Top of Information

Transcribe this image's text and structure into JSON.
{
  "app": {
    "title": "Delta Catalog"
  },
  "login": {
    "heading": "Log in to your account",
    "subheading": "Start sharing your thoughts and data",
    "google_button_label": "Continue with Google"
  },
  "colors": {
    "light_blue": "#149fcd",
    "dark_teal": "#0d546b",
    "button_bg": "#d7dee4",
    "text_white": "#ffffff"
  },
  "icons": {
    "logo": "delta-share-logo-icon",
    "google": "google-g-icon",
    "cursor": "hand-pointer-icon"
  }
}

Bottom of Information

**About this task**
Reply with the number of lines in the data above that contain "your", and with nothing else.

**Answer space**
2